Britain and France demanded that Czechoslovakia cede to Germany all territories in which the German population represented over 50% of the Sudetenland’s total population. In exchange for that concession, Britain and France would guarantee the independence of Czechoslovakia.
What was the Sudetenland in ww2?
The Sudetenland was a border area of Czechoslovakia containing a majority ethnic German population as well as all of the Czechoslovak Army’s defensive positions in event of a war with Germany. The leaders of Britain, France, Italy, and Germany held a conference in Munich on September 29–30, 1938.
Why was the Sudetenland important to Czechoslovakia?
Because of its German majority, the Sudetenland later became a major source of contention between Germany and Czechoslovakia, and in 1938 participants at the Munich Conference, yielding to Adolf Hitler, transferred it to Germany.
Why did Britain and France back out of their agreement to defend Czechoslovakia?
During Hitler’s campaign of expansion, Great Britain and France chose to follow appeasement to Germany to prevent conflict which made Britain and France choose to back out of their agreement to defend Czechoslovakia, so Hitler could get what he wanted without their being a disagreement.

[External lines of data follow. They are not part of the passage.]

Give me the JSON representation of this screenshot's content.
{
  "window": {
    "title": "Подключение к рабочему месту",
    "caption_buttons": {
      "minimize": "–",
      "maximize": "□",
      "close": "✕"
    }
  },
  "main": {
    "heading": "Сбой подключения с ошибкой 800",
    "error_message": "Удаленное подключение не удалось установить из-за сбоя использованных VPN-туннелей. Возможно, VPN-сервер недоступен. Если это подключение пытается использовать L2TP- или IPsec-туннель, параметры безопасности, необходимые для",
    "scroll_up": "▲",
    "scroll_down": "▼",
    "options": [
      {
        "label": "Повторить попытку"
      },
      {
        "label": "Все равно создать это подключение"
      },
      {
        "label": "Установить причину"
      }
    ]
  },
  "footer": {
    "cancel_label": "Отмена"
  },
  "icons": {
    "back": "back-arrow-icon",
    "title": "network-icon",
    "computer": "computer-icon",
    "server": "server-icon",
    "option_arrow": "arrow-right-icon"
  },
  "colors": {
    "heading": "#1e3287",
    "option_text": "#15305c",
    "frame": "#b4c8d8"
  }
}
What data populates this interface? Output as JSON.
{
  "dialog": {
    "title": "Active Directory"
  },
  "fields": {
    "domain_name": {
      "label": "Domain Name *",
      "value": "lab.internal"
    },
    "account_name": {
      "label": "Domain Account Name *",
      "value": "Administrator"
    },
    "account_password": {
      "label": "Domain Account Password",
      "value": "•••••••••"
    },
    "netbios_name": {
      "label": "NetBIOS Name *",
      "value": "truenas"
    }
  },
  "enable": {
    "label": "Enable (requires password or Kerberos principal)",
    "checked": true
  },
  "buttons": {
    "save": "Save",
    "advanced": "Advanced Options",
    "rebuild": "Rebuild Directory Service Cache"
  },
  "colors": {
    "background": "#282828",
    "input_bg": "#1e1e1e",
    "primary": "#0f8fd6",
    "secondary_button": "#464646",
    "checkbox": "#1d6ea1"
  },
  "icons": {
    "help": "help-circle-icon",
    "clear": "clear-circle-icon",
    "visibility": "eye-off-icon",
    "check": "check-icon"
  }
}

You just studied 75 terms!
What happened in the Sudetenland?
The Sudeten crisis of 1938 was provoked by the Pan-Germanist demands of Germany that the Sudetenland be annexed to Germany, which happened after the later Munich Agreement. Part of the borderland was invaded and annexed by Poland.
What was the Sudetenland and why did Germany want to annex it?
The Sudetenland was a province in northern Czechoslovakia, bordering Germany. Germany wanted to expand its territory to include the Sudetenland and gain control of key military defences in the area. Once it had control of these defences, invading the rest of Czechoslovakia would be considerably easier.
What was the Sudetenland and why did Germany want to annex it quizlet?
About 3 million German-speak-ing people lived in the western border regions of Czechoslovakia called the Sudetenland. … Hitler wanted to annex Czechoslovakia in order to provide more living space for Germany as well as to control its important natural resources.
What is the significance of the Sudetenland crisis?
The loss of the Sudetenland crippled Czechoslovakia as a fighting force, with most of their armaments, fortifications and raw materials signed off to Germany without them having any say in the matter. Unable to resist without French and British support, by the end of 1938 the whole of the country was in Nazi hands.
What happened when Germany invaded Czechoslovakia?
On 15 March 1939, German troops marched into Czechoslovakia. They took over Bohemia, and established a protectorate over Slovakia.
What was the Sudetenland quizlet?
The Sudetenland was land along the German border that belonged to Czechoslovakia. Hitler wanted this land so badly because the Sudetenland contained Czechs most valuable resources and was a vital defense zone against Germany. If the Germans took over Sudetenland then they could easily take over Czechoslovakia.